### Work to complete
Show every line below where "JSON" can be found.

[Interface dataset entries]

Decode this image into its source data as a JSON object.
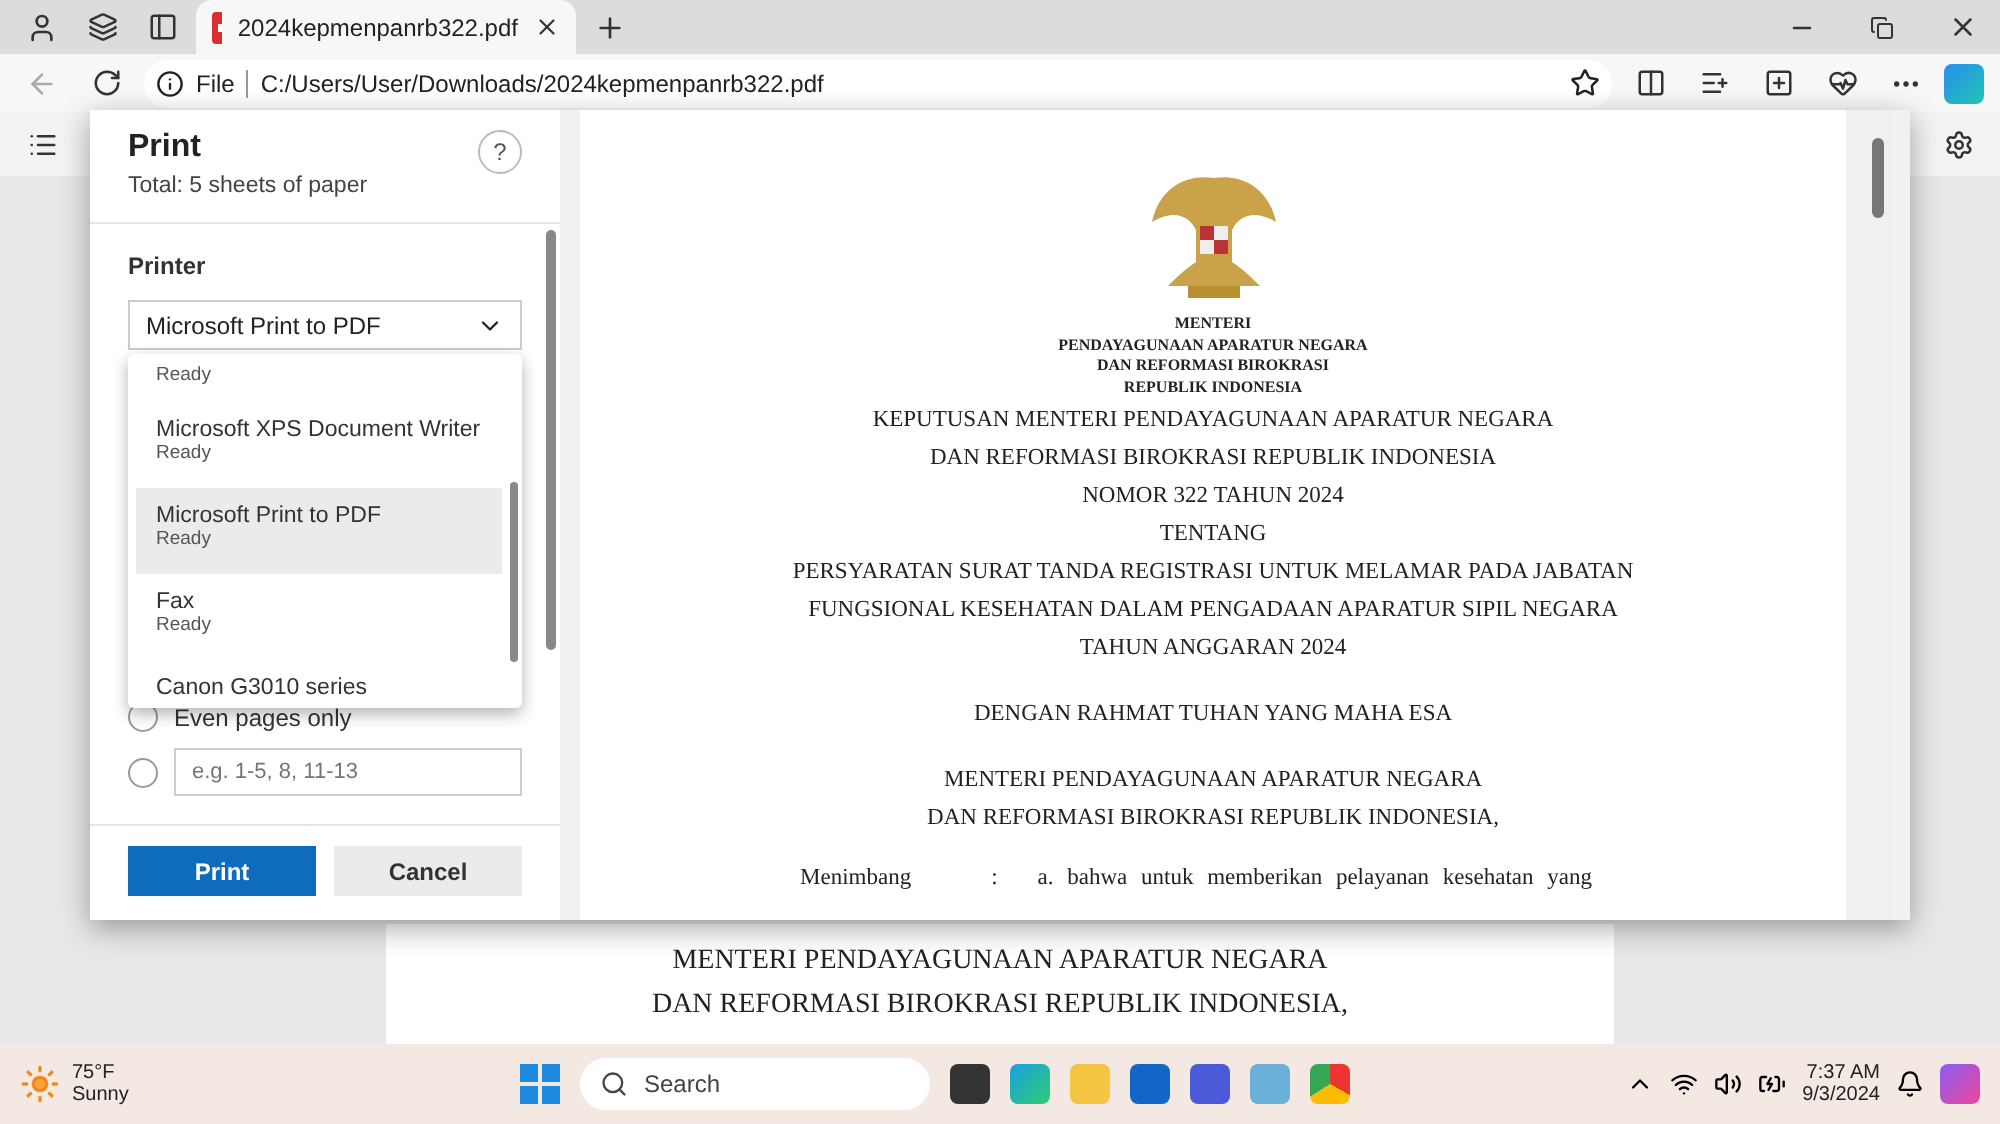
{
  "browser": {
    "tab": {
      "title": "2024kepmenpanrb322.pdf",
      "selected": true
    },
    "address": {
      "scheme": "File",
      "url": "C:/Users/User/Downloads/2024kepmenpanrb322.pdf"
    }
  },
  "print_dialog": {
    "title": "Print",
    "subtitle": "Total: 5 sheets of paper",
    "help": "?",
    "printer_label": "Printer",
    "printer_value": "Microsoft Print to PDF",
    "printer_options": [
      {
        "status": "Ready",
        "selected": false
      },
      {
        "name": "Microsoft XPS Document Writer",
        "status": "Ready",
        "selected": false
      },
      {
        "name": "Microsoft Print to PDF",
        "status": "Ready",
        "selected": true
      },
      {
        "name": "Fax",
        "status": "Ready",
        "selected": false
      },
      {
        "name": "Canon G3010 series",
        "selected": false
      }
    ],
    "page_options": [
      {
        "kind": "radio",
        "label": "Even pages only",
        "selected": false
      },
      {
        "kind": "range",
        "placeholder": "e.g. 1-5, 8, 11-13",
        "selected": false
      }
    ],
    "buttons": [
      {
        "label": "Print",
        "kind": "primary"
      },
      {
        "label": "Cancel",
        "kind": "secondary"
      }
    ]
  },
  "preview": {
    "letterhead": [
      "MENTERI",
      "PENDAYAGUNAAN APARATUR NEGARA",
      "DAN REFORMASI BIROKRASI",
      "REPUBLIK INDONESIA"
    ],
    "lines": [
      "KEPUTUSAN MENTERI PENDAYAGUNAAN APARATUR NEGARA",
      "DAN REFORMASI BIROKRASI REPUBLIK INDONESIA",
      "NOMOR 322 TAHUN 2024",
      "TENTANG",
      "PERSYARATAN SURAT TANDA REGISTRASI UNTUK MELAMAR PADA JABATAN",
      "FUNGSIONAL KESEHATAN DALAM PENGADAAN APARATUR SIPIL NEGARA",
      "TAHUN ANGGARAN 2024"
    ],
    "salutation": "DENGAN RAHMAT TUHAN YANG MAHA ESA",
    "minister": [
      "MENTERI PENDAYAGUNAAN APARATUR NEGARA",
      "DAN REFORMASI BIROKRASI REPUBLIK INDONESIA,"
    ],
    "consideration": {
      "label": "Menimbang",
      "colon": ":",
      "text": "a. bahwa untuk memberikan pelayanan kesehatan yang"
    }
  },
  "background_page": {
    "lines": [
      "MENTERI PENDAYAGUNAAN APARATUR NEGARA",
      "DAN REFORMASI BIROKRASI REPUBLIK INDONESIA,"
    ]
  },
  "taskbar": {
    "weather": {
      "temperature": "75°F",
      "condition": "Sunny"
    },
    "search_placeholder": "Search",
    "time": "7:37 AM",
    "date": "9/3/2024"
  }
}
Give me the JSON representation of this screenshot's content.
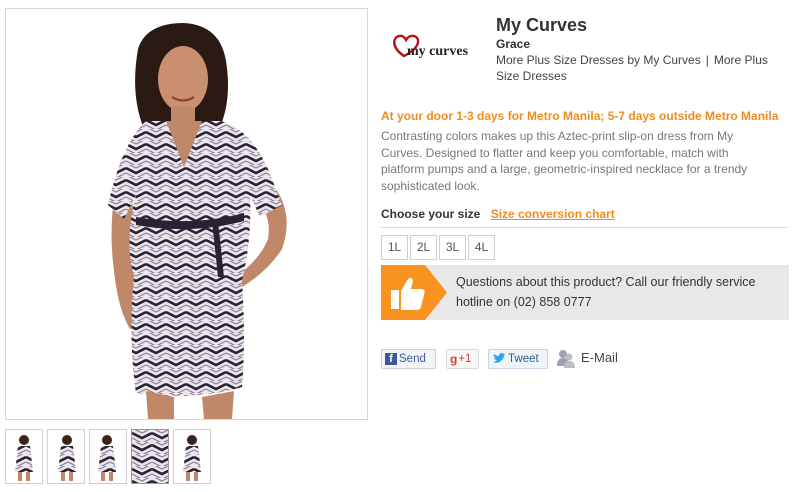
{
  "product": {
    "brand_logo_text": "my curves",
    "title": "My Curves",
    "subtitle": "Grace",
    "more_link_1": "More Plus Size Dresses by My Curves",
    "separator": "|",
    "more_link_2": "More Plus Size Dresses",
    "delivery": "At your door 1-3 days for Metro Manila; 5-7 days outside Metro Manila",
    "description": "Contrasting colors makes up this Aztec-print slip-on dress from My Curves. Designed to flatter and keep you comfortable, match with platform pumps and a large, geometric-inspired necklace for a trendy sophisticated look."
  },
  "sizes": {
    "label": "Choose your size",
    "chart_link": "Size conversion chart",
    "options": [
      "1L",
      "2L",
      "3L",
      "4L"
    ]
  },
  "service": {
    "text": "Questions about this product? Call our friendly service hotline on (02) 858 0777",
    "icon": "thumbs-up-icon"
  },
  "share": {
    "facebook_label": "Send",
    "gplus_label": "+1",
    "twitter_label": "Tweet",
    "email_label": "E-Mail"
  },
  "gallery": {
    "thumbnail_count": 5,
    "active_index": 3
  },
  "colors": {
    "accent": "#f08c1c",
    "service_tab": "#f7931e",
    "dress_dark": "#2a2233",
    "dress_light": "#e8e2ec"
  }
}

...

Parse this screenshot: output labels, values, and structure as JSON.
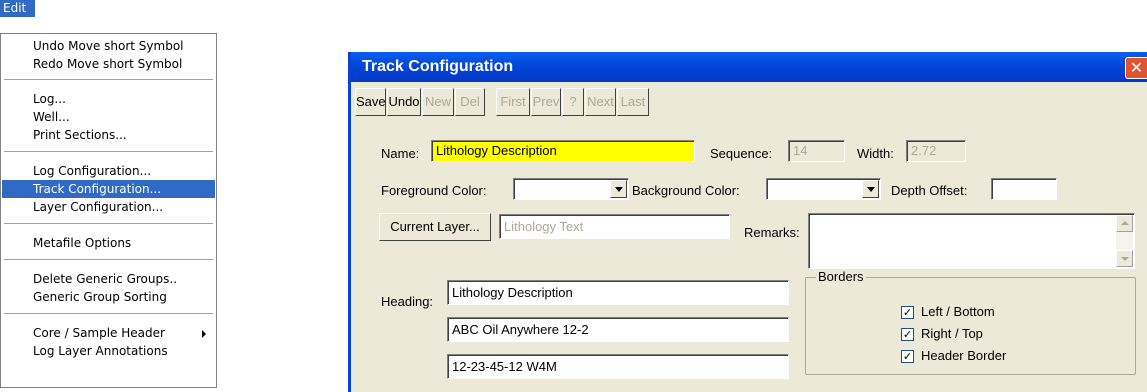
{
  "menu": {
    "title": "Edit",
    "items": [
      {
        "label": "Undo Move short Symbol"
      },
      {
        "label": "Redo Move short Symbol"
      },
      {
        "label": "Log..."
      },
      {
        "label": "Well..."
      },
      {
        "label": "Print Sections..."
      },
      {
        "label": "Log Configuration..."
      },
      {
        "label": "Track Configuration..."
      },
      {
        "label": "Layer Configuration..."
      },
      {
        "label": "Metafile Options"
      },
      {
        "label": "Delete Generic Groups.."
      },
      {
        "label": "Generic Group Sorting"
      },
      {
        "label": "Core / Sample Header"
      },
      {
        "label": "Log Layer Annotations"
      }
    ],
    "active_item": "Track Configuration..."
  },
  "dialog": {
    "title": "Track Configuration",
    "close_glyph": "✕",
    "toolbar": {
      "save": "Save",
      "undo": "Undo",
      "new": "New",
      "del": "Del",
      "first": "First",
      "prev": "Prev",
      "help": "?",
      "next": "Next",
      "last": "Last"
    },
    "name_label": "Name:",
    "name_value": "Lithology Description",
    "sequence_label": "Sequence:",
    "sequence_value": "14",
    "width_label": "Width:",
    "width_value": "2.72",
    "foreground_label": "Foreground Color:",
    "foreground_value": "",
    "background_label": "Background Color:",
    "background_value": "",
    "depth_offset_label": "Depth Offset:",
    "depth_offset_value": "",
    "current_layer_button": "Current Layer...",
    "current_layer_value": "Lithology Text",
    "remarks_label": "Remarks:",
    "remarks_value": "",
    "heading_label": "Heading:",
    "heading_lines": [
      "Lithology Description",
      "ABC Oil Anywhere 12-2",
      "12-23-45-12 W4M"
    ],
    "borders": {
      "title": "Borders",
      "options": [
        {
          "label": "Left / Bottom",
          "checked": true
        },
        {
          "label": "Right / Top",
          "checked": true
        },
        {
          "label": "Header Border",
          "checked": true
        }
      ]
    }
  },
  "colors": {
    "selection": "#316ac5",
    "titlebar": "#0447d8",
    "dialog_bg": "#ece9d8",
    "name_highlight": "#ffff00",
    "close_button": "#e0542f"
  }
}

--

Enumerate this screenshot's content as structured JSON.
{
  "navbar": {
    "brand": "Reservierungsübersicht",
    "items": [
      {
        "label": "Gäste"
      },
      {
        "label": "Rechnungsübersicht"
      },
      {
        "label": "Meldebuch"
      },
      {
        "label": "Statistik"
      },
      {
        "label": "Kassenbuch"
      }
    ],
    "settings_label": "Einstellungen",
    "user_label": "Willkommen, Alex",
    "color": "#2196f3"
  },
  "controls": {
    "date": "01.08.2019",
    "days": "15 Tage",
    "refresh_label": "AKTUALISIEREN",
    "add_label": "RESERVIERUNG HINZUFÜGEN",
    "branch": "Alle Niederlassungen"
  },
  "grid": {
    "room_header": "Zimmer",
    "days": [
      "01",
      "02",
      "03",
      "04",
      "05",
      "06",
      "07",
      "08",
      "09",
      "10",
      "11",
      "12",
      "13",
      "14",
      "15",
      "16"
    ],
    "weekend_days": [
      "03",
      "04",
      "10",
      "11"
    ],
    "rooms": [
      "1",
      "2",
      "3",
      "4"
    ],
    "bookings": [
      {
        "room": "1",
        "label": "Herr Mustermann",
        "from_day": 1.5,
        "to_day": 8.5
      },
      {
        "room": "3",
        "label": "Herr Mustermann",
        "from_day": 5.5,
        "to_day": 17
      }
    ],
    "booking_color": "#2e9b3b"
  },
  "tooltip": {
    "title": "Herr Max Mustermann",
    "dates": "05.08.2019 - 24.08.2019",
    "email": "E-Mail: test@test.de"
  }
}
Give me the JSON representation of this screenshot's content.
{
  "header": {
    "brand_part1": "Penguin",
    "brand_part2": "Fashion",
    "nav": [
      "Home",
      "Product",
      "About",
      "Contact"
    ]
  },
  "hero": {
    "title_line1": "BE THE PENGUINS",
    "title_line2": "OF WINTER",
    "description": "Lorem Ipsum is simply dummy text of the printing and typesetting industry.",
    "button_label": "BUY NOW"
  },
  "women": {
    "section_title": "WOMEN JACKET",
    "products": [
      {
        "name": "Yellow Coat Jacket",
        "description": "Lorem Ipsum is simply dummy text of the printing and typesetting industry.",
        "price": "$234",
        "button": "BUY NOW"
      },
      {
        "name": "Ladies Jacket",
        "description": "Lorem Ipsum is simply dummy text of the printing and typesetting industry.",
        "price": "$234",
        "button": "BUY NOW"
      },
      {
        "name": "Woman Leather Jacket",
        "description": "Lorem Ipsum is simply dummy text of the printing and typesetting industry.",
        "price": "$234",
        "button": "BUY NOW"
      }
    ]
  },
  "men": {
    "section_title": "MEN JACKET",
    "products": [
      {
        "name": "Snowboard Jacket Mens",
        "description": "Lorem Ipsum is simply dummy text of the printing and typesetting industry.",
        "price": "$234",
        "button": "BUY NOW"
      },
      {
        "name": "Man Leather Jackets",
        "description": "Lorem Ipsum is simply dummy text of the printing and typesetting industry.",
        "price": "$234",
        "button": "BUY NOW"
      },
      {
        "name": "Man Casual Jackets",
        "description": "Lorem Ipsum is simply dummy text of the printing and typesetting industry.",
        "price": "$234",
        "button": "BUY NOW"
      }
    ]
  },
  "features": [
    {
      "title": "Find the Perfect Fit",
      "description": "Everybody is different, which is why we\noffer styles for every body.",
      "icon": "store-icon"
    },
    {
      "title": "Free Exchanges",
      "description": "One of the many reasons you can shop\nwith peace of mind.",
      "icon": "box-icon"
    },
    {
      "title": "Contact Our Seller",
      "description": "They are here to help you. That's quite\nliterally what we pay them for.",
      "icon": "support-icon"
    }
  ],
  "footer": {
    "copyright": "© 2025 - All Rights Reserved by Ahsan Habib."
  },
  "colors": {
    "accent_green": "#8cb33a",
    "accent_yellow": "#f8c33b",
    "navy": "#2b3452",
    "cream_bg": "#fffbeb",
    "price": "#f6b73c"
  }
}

### Written answer
Decode this image into its source data as a JSON object.
Give me the JSON representation of this screenshot's content.
Parse this screenshot: output labels, values, and structure as JSON.
Enumerate this screenshot's content as structured JSON.
Give me the JSON representation of this screenshot's content.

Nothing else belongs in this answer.